> **Problem requirements**
When you reproduce the entries below, keep each one exact and drop any pictures.

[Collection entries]

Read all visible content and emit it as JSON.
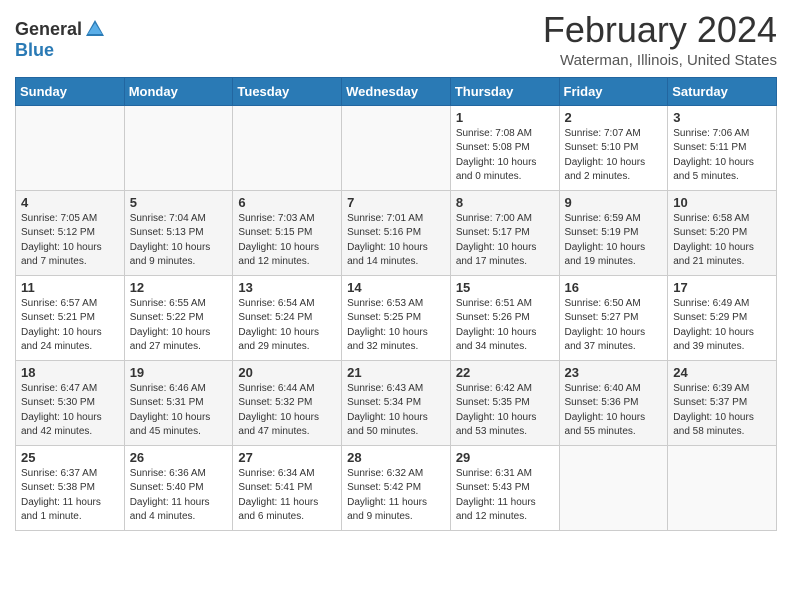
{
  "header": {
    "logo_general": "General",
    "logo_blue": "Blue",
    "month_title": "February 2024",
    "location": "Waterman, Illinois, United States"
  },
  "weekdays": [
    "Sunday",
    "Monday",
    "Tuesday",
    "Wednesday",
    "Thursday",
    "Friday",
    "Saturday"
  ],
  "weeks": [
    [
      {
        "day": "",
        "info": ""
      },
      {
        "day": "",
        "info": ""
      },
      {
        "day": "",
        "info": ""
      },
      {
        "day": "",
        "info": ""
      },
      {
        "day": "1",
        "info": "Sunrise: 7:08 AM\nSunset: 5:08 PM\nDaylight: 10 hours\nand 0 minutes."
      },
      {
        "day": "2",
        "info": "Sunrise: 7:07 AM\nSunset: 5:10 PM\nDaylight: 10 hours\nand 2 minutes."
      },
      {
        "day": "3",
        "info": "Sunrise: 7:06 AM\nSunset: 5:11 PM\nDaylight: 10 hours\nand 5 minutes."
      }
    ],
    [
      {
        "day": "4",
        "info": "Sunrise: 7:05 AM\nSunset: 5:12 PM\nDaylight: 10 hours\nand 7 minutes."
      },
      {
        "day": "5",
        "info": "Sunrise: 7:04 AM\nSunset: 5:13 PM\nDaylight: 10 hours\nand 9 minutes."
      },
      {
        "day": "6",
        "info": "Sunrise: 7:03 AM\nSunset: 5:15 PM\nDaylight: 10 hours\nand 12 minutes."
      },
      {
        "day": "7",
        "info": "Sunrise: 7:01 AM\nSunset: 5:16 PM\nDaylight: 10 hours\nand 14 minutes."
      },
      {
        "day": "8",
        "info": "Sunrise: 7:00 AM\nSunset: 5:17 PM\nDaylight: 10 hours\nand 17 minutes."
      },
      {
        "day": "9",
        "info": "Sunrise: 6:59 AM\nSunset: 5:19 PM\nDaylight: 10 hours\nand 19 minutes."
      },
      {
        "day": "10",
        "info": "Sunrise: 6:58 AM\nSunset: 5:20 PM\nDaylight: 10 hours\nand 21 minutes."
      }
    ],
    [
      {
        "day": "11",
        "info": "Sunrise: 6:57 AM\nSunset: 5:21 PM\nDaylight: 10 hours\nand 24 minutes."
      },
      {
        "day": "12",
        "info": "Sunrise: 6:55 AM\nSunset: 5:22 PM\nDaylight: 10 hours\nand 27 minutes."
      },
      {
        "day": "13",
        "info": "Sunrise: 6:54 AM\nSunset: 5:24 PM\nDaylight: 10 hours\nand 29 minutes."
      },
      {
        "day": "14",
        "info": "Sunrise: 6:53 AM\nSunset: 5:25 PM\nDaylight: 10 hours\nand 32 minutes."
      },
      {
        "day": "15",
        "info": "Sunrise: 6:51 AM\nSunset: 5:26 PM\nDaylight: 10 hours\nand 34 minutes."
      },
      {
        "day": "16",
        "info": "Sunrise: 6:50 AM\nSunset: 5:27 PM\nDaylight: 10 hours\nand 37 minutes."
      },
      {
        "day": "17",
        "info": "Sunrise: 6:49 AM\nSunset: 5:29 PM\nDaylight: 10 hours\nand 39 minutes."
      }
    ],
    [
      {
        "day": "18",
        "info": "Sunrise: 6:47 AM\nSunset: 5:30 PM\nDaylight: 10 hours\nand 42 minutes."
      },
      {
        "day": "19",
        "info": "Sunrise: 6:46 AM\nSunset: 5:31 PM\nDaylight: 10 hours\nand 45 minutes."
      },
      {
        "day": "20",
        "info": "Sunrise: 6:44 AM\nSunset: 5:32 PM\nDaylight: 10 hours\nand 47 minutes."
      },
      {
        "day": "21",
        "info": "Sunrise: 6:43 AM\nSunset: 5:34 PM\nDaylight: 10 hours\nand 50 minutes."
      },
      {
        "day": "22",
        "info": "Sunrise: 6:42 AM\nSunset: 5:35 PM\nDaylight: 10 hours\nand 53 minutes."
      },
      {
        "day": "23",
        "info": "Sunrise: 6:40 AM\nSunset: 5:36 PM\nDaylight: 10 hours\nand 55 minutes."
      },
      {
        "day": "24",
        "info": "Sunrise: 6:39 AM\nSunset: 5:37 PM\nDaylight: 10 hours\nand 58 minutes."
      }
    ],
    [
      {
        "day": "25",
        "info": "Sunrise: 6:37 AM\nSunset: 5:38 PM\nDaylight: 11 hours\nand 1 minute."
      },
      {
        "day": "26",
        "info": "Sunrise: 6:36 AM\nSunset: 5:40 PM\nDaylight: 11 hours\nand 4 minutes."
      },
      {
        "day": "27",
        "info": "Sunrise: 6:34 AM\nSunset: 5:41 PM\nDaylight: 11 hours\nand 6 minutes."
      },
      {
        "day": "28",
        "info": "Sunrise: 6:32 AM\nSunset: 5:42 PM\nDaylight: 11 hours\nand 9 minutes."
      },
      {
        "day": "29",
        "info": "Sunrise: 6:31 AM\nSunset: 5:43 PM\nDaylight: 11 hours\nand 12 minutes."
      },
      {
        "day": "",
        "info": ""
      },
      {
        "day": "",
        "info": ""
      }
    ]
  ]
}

> **Output for this exercise**
Read all visible content and emit it as JSON.
{
  "header": {
    "logo_general": "General",
    "logo_blue": "Blue",
    "month_title": "February 2024",
    "location": "Waterman, Illinois, United States"
  },
  "weekdays": [
    "Sunday",
    "Monday",
    "Tuesday",
    "Wednesday",
    "Thursday",
    "Friday",
    "Saturday"
  ],
  "weeks": [
    [
      {
        "day": "",
        "info": ""
      },
      {
        "day": "",
        "info": ""
      },
      {
        "day": "",
        "info": ""
      },
      {
        "day": "",
        "info": ""
      },
      {
        "day": "1",
        "info": "Sunrise: 7:08 AM\nSunset: 5:08 PM\nDaylight: 10 hours\nand 0 minutes."
      },
      {
        "day": "2",
        "info": "Sunrise: 7:07 AM\nSunset: 5:10 PM\nDaylight: 10 hours\nand 2 minutes."
      },
      {
        "day": "3",
        "info": "Sunrise: 7:06 AM\nSunset: 5:11 PM\nDaylight: 10 hours\nand 5 minutes."
      }
    ],
    [
      {
        "day": "4",
        "info": "Sunrise: 7:05 AM\nSunset: 5:12 PM\nDaylight: 10 hours\nand 7 minutes."
      },
      {
        "day": "5",
        "info": "Sunrise: 7:04 AM\nSunset: 5:13 PM\nDaylight: 10 hours\nand 9 minutes."
      },
      {
        "day": "6",
        "info": "Sunrise: 7:03 AM\nSunset: 5:15 PM\nDaylight: 10 hours\nand 12 minutes."
      },
      {
        "day": "7",
        "info": "Sunrise: 7:01 AM\nSunset: 5:16 PM\nDaylight: 10 hours\nand 14 minutes."
      },
      {
        "day": "8",
        "info": "Sunrise: 7:00 AM\nSunset: 5:17 PM\nDaylight: 10 hours\nand 17 minutes."
      },
      {
        "day": "9",
        "info": "Sunrise: 6:59 AM\nSunset: 5:19 PM\nDaylight: 10 hours\nand 19 minutes."
      },
      {
        "day": "10",
        "info": "Sunrise: 6:58 AM\nSunset: 5:20 PM\nDaylight: 10 hours\nand 21 minutes."
      }
    ],
    [
      {
        "day": "11",
        "info": "Sunrise: 6:57 AM\nSunset: 5:21 PM\nDaylight: 10 hours\nand 24 minutes."
      },
      {
        "day": "12",
        "info": "Sunrise: 6:55 AM\nSunset: 5:22 PM\nDaylight: 10 hours\nand 27 minutes."
      },
      {
        "day": "13",
        "info": "Sunrise: 6:54 AM\nSunset: 5:24 PM\nDaylight: 10 hours\nand 29 minutes."
      },
      {
        "day": "14",
        "info": "Sunrise: 6:53 AM\nSunset: 5:25 PM\nDaylight: 10 hours\nand 32 minutes."
      },
      {
        "day": "15",
        "info": "Sunrise: 6:51 AM\nSunset: 5:26 PM\nDaylight: 10 hours\nand 34 minutes."
      },
      {
        "day": "16",
        "info": "Sunrise: 6:50 AM\nSunset: 5:27 PM\nDaylight: 10 hours\nand 37 minutes."
      },
      {
        "day": "17",
        "info": "Sunrise: 6:49 AM\nSunset: 5:29 PM\nDaylight: 10 hours\nand 39 minutes."
      }
    ],
    [
      {
        "day": "18",
        "info": "Sunrise: 6:47 AM\nSunset: 5:30 PM\nDaylight: 10 hours\nand 42 minutes."
      },
      {
        "day": "19",
        "info": "Sunrise: 6:46 AM\nSunset: 5:31 PM\nDaylight: 10 hours\nand 45 minutes."
      },
      {
        "day": "20",
        "info": "Sunrise: 6:44 AM\nSunset: 5:32 PM\nDaylight: 10 hours\nand 47 minutes."
      },
      {
        "day": "21",
        "info": "Sunrise: 6:43 AM\nSunset: 5:34 PM\nDaylight: 10 hours\nand 50 minutes."
      },
      {
        "day": "22",
        "info": "Sunrise: 6:42 AM\nSunset: 5:35 PM\nDaylight: 10 hours\nand 53 minutes."
      },
      {
        "day": "23",
        "info": "Sunrise: 6:40 AM\nSunset: 5:36 PM\nDaylight: 10 hours\nand 55 minutes."
      },
      {
        "day": "24",
        "info": "Sunrise: 6:39 AM\nSunset: 5:37 PM\nDaylight: 10 hours\nand 58 minutes."
      }
    ],
    [
      {
        "day": "25",
        "info": "Sunrise: 6:37 AM\nSunset: 5:38 PM\nDaylight: 11 hours\nand 1 minute."
      },
      {
        "day": "26",
        "info": "Sunrise: 6:36 AM\nSunset: 5:40 PM\nDaylight: 11 hours\nand 4 minutes."
      },
      {
        "day": "27",
        "info": "Sunrise: 6:34 AM\nSunset: 5:41 PM\nDaylight: 11 hours\nand 6 minutes."
      },
      {
        "day": "28",
        "info": "Sunrise: 6:32 AM\nSunset: 5:42 PM\nDaylight: 11 hours\nand 9 minutes."
      },
      {
        "day": "29",
        "info": "Sunrise: 6:31 AM\nSunset: 5:43 PM\nDaylight: 11 hours\nand 12 minutes."
      },
      {
        "day": "",
        "info": ""
      },
      {
        "day": "",
        "info": ""
      }
    ]
  ]
}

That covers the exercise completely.